Work order — Your answer should be every line of the entries that has the string "Years" in it.

Exercise material —
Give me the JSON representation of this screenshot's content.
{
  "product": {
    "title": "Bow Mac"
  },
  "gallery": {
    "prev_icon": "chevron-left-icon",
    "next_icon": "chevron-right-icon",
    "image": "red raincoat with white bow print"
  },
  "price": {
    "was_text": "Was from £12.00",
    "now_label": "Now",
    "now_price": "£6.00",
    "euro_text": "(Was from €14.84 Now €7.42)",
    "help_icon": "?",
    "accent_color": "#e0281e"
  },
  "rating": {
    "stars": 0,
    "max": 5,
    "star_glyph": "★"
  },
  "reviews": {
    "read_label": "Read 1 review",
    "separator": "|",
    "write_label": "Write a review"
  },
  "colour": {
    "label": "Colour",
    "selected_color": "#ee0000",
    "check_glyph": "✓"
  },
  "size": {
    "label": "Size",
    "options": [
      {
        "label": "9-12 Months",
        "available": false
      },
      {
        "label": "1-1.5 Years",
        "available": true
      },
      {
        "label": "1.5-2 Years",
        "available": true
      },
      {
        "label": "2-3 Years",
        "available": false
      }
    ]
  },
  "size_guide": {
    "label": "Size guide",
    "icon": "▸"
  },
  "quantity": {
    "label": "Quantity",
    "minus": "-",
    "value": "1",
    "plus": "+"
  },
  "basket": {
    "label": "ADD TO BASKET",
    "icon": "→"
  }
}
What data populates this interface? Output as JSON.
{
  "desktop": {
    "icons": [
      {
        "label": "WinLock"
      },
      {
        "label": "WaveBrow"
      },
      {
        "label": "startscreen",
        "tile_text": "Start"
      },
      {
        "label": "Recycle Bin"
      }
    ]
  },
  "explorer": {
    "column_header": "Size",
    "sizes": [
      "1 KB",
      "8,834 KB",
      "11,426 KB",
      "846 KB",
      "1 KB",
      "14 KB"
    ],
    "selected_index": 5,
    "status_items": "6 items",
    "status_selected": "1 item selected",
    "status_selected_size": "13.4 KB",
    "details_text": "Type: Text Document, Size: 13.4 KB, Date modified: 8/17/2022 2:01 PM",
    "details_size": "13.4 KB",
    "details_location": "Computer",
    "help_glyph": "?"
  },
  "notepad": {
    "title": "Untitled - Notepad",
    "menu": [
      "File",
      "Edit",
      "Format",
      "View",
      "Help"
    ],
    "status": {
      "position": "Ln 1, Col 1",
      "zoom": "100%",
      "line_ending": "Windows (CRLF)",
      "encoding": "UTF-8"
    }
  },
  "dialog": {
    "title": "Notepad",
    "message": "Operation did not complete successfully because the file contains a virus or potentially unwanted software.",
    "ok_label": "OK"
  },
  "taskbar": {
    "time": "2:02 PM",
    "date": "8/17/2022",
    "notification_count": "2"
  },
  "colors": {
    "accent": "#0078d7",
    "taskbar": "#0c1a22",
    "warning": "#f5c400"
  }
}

Result below —
        "label": "1-1.5 Years",
        "label": "1.5-2 Years",
        "label": "2-3 Years",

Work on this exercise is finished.